Speaker 3: 04:10 That's right. So the mayor estimates that between the current fiscal year and the next fiscal year, the city is expecting, um, the transit occupancy tax or the hotel room tax to drop by $121 million. They're not expecting any revenue from the, uh, tot and April, um, sales tax in that same timeframe expected to drop by $55 million. So that's really where the bulk of this revenue shortfall is coming from.
Speaker 1: 04:36 And after the governor announced mass gatherings this summer are unlikely until there's herd immunity or a vaccine. San Diego County fair was canceled along with San Diego pride and city officials must believe the budget situation could get way worse the longer this drags on. You know, we didn't really hear anything

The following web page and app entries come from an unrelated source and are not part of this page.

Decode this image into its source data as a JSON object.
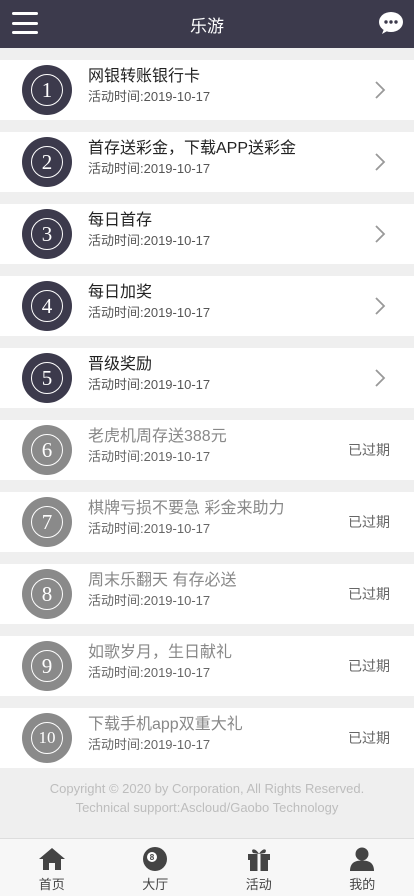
{
  "header": {
    "title": "乐游",
    "menu_icon": "menu-icon",
    "chat_icon": "chat-bubble-icon"
  },
  "promotions": [
    {
      "number": "1",
      "title": "网银转账银行卡",
      "date": "活动时间:2019-10-17",
      "status": "active"
    },
    {
      "number": "2",
      "title": "首存送彩金，下载APP送彩金",
      "date": "活动时间:2019-10-17",
      "status": "active"
    },
    {
      "number": "3",
      "title": "每日首存",
      "date": "活动时间:2019-10-17",
      "status": "active"
    },
    {
      "number": "4",
      "title": "每日加奖",
      "date": "活动时间:2019-10-17",
      "status": "active"
    },
    {
      "number": "5",
      "title": "晋级奖励",
      "date": "活动时间:2019-10-17",
      "status": "active"
    },
    {
      "number": "6",
      "title": "老虎机周存送388元",
      "date": "活动时间:2019-10-17",
      "status": "expired",
      "badge": "已过期"
    },
    {
      "number": "7",
      "title": "棋牌亏损不要急 彩金来助力",
      "date": "活动时间:2019-10-17",
      "status": "expired",
      "badge": "已过期"
    },
    {
      "number": "8",
      "title": "周末乐翻天 有存必送",
      "date": "活动时间:2019-10-17",
      "status": "expired",
      "badge": "已过期"
    },
    {
      "number": "9",
      "title": "如歌岁月，生日献礼",
      "date": "活动时间:2019-10-17",
      "status": "expired",
      "badge": "已过期"
    },
    {
      "number": "10",
      "title": "下载手机app双重大礼",
      "date": "活动时间:2019-10-17",
      "status": "expired",
      "badge": "已过期"
    }
  ],
  "footer": {
    "copyright": "Copyright © 2020 by Corporation, All Rights Reserved.",
    "support": "Technical support:Ascloud/Gaobo Technology"
  },
  "tabs": [
    {
      "label": "首页",
      "icon": "home-icon"
    },
    {
      "label": "大厅",
      "icon": "billiard-ball-icon"
    },
    {
      "label": "活动",
      "icon": "gift-icon"
    },
    {
      "label": "我的",
      "icon": "user-icon"
    }
  ],
  "colors": {
    "header_bg": "#3c3a4c",
    "active_circle": "#3c3a4c",
    "expired_circle": "#8a8a8a"
  }
}
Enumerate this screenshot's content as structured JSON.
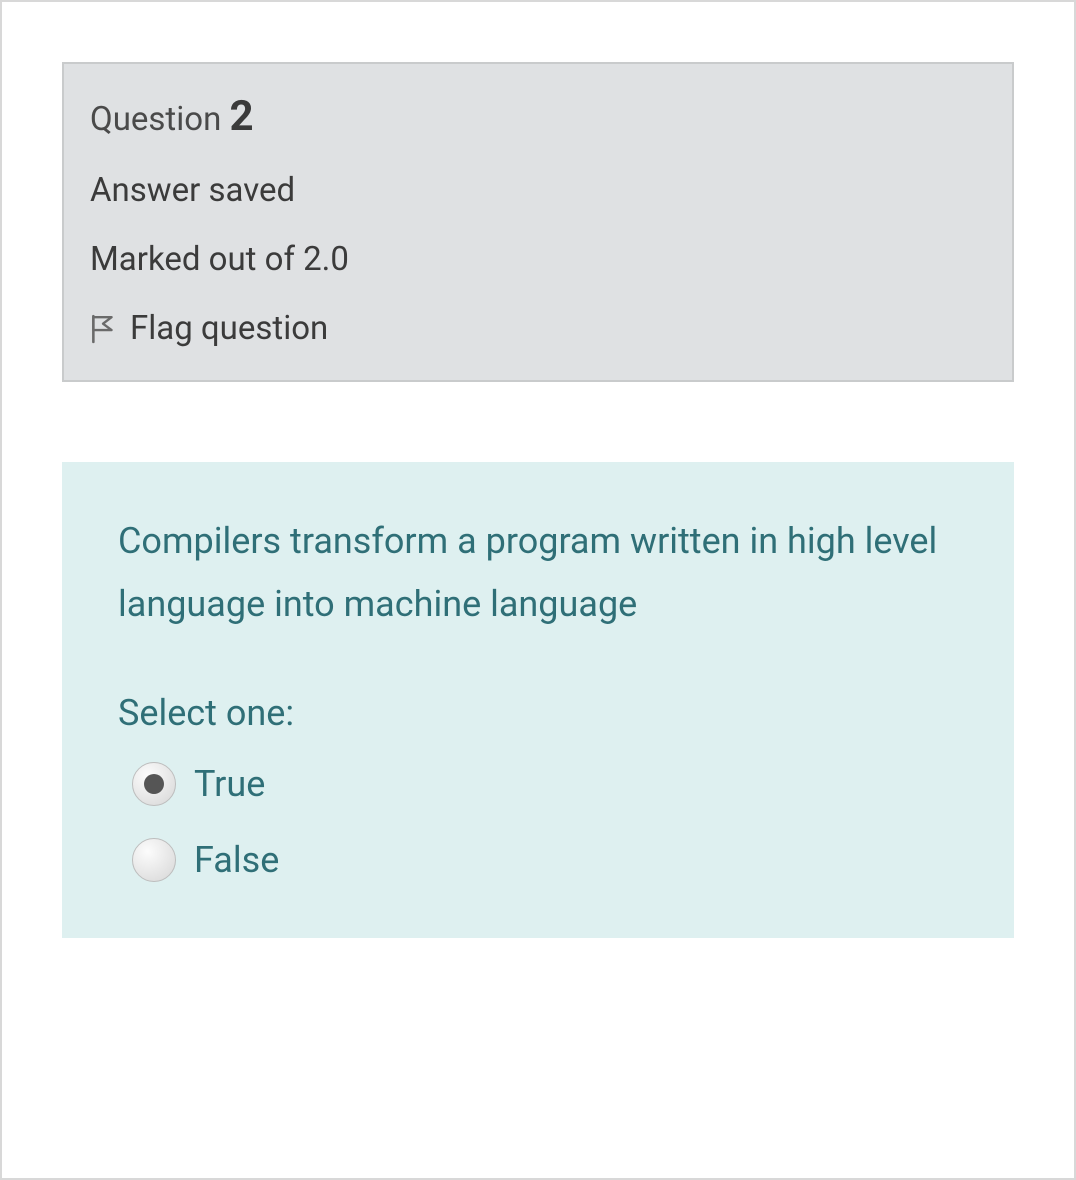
{
  "header": {
    "question_word": "Question",
    "question_number": "2",
    "answer_status": "Answer saved",
    "marked_out": "Marked out of 2.0",
    "flag_label": "Flag question"
  },
  "body": {
    "question_text": "Compilers transform a program written in high level language into machine language",
    "select_label": "Select one:",
    "options": [
      {
        "label": "True",
        "selected": true
      },
      {
        "label": "False",
        "selected": false
      }
    ]
  }
}
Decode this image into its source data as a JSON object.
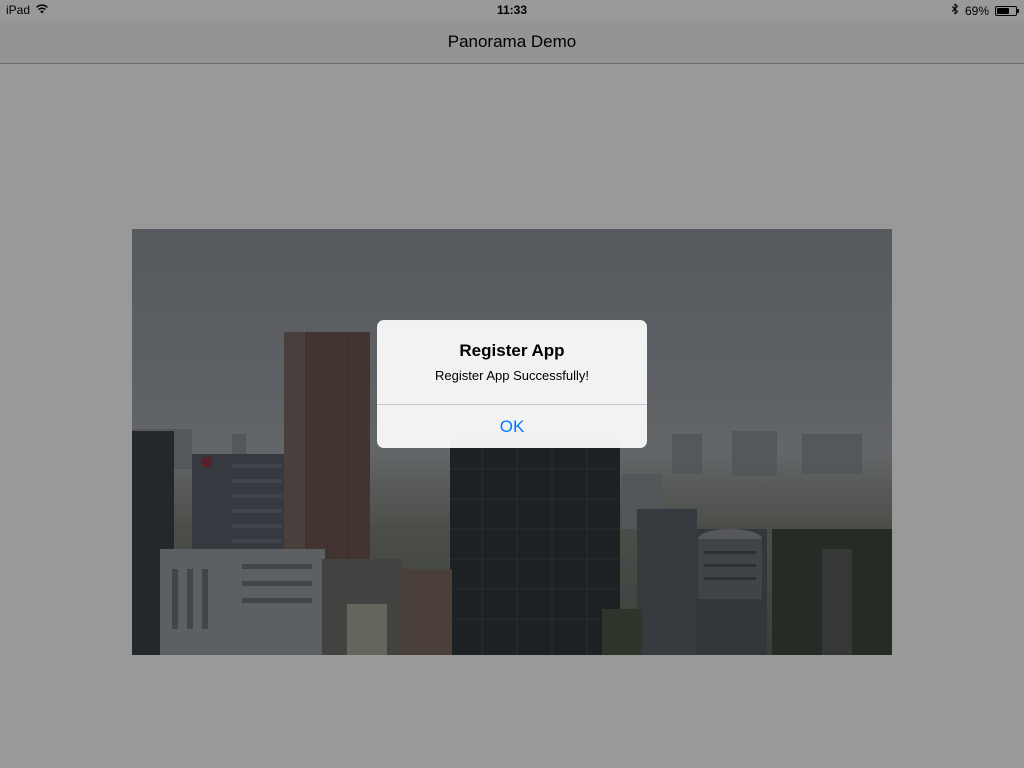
{
  "status_bar": {
    "device": "iPad",
    "time": "11:33",
    "battery_percent": "69%",
    "battery_level": 0.69,
    "icons": [
      "wifi-icon",
      "bluetooth-icon",
      "battery-icon"
    ]
  },
  "nav_bar": {
    "title": "Panorama Demo"
  },
  "alert": {
    "title": "Register App",
    "message": "Register App Successfully!",
    "button_label": "OK"
  },
  "colors": {
    "accent": "#007aff",
    "overlay": "rgba(0,0,0,0.4)",
    "nav_background": "#f7f7f7"
  }
}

Speaker 3: 04:52 predictions from the mayor on that topic. As the mayor said, this budget is a snapshot in time. So we're essentially, uh, the city finance officials are trying to predict where the economy will be, uh, from July of this year all the way through June of 2021. That's an extraordinarily difficult task, uh, given there's so much uncertainty just in the next week or two. So it's really tough to put together a budget with all that uncertainty at this point in time. What that's probably going to mean is that we're going to have a much bigger change to the proposed budget in may when the mayor always puts out his may revise. Um, typically it's, you know, a few million dollars here and there, but, um, given the new information that will have, you know, several weeks from now or a month from now, it's likely that may revise will be pretty significantly different than what he originally proposed. And also as the year goes on, we may see even more budget revisions because you know, predicting, uh, 12, 13, 14 months into the future is really tough right now.
Speaker 1: 05:51 And what's been the response so far to this proposed budget?
Speaker 3: 05:54 Well, several city council members have put out statements, uh, reacting to the proposed budget. We're not hearing much dissent from them so far. I think everyone is acknowledging that these are, uh, unbelievably tough times and every decision that we're going to have to make will be painful. Um, as you know, as folks get deeper and deeper into the budget, it's several hundred pages long. Uh, I think we might, uh, start hearing maybe, you know, some descent on, well, this department's being cut in this much, but that department isn't taking its fair share. So maybe we'll see a bit more discussion about, um, how appropriate all of these cuts are. The union that is the largest union that represents city employees, the municipal employees association, you know, has been, they've basically said we're not stupid. We know that th that layoffs are, are probably coming. So I think that they're, you know, they've been preparing all of their members for this kind of budget. Um, but we still got a lot of details to, to learn. Uh, so we'll be keeping an eye on it and continuing to analyze as the time goes on.
Speaker 1: 06:55 And very fluid. You mentioned the may revise this coming, but uh, I'll, all sorts of things can happen.
Speaker 3: 07:00 Yeah. And so the, what happens next is that the city council is going to start their budget review committee meetings. All nine council members get together and go through, uh, the entire budget department by department and look through all of the different spending cuts. Um, it's a, it's a pretty long process, very deep and wonky and everything. But you know, that's how it goes every year. And then we'll get the may revise the, the council will ask for some additional changes probably, and the, the council vote ultimately is, uh, in early June.
Speaker 1: 07:34 Well, we'll be watching the stories. A, undoubtedly a lot of this is a yet to unfold here, and as we work through the weeks and the months ahead, I've been speaking with KPBS Metro reporter Andrew Bowen. Thanks, Andrew. Thank you, Mark.